(Beginning of MATERIAL PROVIDED)

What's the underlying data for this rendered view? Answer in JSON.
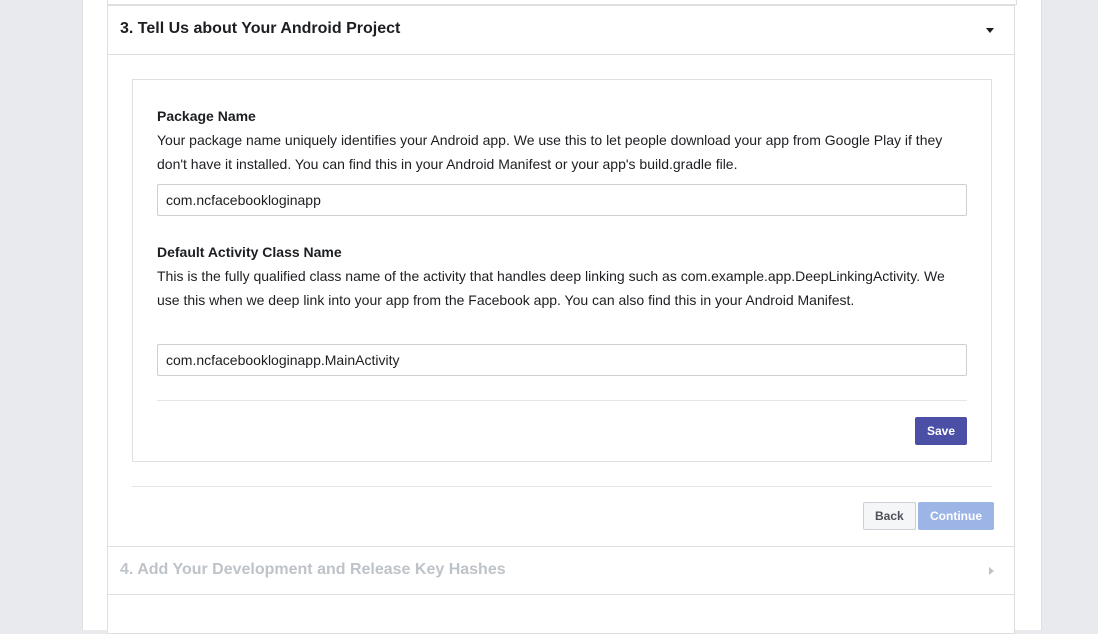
{
  "section3": {
    "title": "3. Tell Us about Your Android Project"
  },
  "package": {
    "label": "Package Name",
    "description": "Your package name uniquely identifies your Android app. We use this to let people download your app from Google Play if they don't have it installed. You can find this in your Android Manifest or your app's build.gradle file.",
    "value": "com.ncfacebookloginapp"
  },
  "activity": {
    "label": "Default Activity Class Name",
    "description": "This is the fully qualified class name of the activity that handles deep linking such as com.example.app.DeepLinkingActivity. We use this when we deep link into your app from the Facebook app. You can also find this in your Android Manifest.",
    "value": "com.ncfacebookloginapp.MainActivity"
  },
  "buttons": {
    "save": "Save",
    "back": "Back",
    "continue": "Continue"
  },
  "section4": {
    "title": "4. Add Your Development and Release Key Hashes"
  },
  "icons": {
    "section3_toggle": "caret-down-icon",
    "section4_toggle": "caret-right-icon"
  },
  "colors": {
    "save_button": "#4b4fa6",
    "continue_button_disabled": "#9cb4e6",
    "disabled_title": "#bec3c9"
  }
}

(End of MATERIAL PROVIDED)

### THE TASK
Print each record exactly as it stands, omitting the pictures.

### RESPONSE AREA
What's the underlying data for this rendered view? Answer in JSON.
{
  "section3": {
    "title": "3. Tell Us about Your Android Project"
  },
  "package": {
    "label": "Package Name",
    "description": "Your package name uniquely identifies your Android app. We use this to let people download your app from Google Play if they don't have it installed. You can find this in your Android Manifest or your app's build.gradle file.",
    "value": "com.ncfacebookloginapp"
  },
  "activity": {
    "label": "Default Activity Class Name",
    "description": "This is the fully qualified class name of the activity that handles deep linking such as com.example.app.DeepLinkingActivity. We use this when we deep link into your app from the Facebook app. You can also find this in your Android Manifest.",
    "value": "com.ncfacebookloginapp.MainActivity"
  },
  "buttons": {
    "save": "Save",
    "back": "Back",
    "continue": "Continue"
  },
  "section4": {
    "title": "4. Add Your Development and Release Key Hashes"
  },
  "icons": {
    "section3_toggle": "caret-down-icon",
    "section4_toggle": "caret-right-icon"
  },
  "colors": {
    "save_button": "#4b4fa6",
    "continue_button_disabled": "#9cb4e6",
    "disabled_title": "#bec3c9"
  }
}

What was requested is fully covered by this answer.